    edit
    close

    play_arrow

    link
    brightness_4
    code

    #include <iostream>
    using namespace std;
    int main()
    {
        cout << sizeof('x');
        cout << sizeof(char);    
        return 0;
    }

    chevron_right

    
    

    Output:

    1 1
    

    Explanation: It is notable that character constants are stored as character type in C++ but this is not the case in C. In ANSI C, the same program would produce the result —

    4 1     // result when code is executed in C

    because character constants are promoted to int.
    Recommended that you execute the same code in C

  3. Program 3
    filter_none

    edit
    close

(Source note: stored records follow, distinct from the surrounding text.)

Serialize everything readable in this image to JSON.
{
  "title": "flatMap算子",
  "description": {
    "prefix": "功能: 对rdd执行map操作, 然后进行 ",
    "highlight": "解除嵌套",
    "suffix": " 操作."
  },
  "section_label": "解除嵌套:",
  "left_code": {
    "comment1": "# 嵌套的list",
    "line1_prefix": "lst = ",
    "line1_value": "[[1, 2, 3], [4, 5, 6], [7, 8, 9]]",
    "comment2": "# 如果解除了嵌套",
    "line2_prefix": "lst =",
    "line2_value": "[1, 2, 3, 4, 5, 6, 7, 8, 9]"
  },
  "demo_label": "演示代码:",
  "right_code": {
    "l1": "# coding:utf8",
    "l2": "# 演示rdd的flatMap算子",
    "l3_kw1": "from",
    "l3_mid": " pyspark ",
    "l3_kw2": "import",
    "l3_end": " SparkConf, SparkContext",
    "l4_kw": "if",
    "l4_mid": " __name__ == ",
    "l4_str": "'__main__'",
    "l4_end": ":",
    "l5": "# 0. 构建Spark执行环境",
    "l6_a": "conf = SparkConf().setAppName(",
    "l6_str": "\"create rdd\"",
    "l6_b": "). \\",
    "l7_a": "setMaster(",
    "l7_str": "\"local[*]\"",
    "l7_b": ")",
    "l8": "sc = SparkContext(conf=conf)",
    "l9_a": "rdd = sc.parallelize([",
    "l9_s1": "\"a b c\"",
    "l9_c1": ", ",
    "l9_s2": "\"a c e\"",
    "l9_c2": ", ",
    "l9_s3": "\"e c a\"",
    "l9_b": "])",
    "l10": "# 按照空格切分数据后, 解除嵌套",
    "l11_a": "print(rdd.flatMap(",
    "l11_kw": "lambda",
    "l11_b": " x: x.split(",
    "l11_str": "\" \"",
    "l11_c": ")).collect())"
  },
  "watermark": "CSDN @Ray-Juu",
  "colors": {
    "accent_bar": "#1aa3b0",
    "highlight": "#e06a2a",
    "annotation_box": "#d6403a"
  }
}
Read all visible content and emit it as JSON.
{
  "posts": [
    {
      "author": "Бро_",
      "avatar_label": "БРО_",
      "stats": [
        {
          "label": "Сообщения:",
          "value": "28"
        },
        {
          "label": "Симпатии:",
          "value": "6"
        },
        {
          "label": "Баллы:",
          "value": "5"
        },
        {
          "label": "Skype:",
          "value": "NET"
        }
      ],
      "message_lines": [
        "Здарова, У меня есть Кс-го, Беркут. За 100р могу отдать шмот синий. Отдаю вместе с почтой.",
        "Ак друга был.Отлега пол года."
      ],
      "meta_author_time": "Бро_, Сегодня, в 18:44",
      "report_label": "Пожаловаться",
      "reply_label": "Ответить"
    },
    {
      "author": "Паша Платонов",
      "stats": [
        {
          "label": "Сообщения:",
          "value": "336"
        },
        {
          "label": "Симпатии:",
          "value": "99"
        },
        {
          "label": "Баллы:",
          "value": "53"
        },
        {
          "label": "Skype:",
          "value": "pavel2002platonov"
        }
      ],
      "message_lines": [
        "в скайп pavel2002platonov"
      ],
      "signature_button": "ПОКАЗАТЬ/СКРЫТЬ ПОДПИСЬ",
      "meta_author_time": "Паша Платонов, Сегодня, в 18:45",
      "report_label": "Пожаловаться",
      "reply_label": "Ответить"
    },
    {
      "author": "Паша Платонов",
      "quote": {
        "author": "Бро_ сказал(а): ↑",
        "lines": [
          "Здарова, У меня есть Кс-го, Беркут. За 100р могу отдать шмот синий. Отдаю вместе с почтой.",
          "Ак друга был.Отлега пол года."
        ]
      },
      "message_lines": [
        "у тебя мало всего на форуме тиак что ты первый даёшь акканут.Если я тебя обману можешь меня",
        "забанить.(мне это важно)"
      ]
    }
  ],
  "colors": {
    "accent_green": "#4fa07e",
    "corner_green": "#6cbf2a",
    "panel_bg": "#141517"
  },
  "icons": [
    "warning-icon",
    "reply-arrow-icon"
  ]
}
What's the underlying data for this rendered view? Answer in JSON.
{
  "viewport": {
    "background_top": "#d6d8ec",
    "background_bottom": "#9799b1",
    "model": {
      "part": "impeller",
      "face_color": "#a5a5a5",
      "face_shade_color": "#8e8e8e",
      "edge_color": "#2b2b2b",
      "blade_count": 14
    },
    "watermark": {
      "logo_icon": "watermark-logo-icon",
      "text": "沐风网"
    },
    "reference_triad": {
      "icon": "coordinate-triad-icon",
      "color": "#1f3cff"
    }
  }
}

    play_arrow

    link
    brightness_4
    code

    #include <iostream>
    using namespace std;
    int main()
    {
        void *ptr1;
        char *ptr2;
        ptr2 = ptr1; // statement 1
        return 0;
    }

    chevron_right

    
    

    Output:

    error: invalid conversion from 'void*' to 'char*
    

    Explanation: Assigning any pointer type to a void pointer without using a cast is allowed in C or C++. But we can not assign a void pointer to a non-void pointer without using a cast to non-void pointer type in C++. Hence statement one should be —

    ptr2 = (char*)ptr1;    // valid in C++

    Note — It should be noted that when the same code is compiled in C, it will not produce any error i.e. in C we can assign a void pointer to a non-void pointer without using any type casting.

  4. Program 4
    filter_none

    edit
    close

    play_arrow

    link
    brightness_4
    code

    #include <iostream>
    using namespace std;
    int main()
    {
        const int size;
        cout << size;
        return 0;
    }

    chevron_right

    
    

    Output:

    error: uninitialized const 'size'
    

    Explanation: At first glance its obvious to think that output will be some garbage value, but it is not the case. Unlike C in C++ any variable declared as constant needs to be initialized at the time of declaration. Hence the given code will not compile and throw the error. It should be noted that the same code will get compiled in ANSI C and will produce output as 0.

  5. Program 5
    filter_none

    edit
    close

    play_arrow

    link
    brightness_4
    code

    #include <iostream>
    using namespace std;
    int main()
    {
        enum season { spring, summer, autumn, winter };
          
        season myFavSeason_1 = spring;
        season myFavSeason_2 = 4;  // statement 1
          
        cout << myFavSeason_1;
        cout << endl;
        cout << myFavSeason_2;
      
        return 0;
    }

    chevron_right

    
    

    Output:

    error: invalid conversion from 'int' to 'main()::season'
           season myFavSeason_2 = 4;
    

    Explanation: Unlike C in C++, each enumerated data type retains its own separate type. This means C++ does not permit an int value to be automatically converted to an enum value. So there will be error in executing the code. However if type casting is done the code will work change statement 1 to the following statement —

    season myFavSeason_2 = (season) 4; 
    

Related Articles: C vs C++
This article is contributed by Avinash Kumar Singh. If you like GeeksforGeeks and would like to contribute, you can also write an article using contribute.geeksforgeeks.org or mail your article to contribute@geeksforgeeks.org. See your article appearing on the GeeksforGeeks main page and help other Geeks.

Please write comments if you find anything incorrect, or you want to share more information about the topic discussed above.



My Personal Notes arrow_drop_up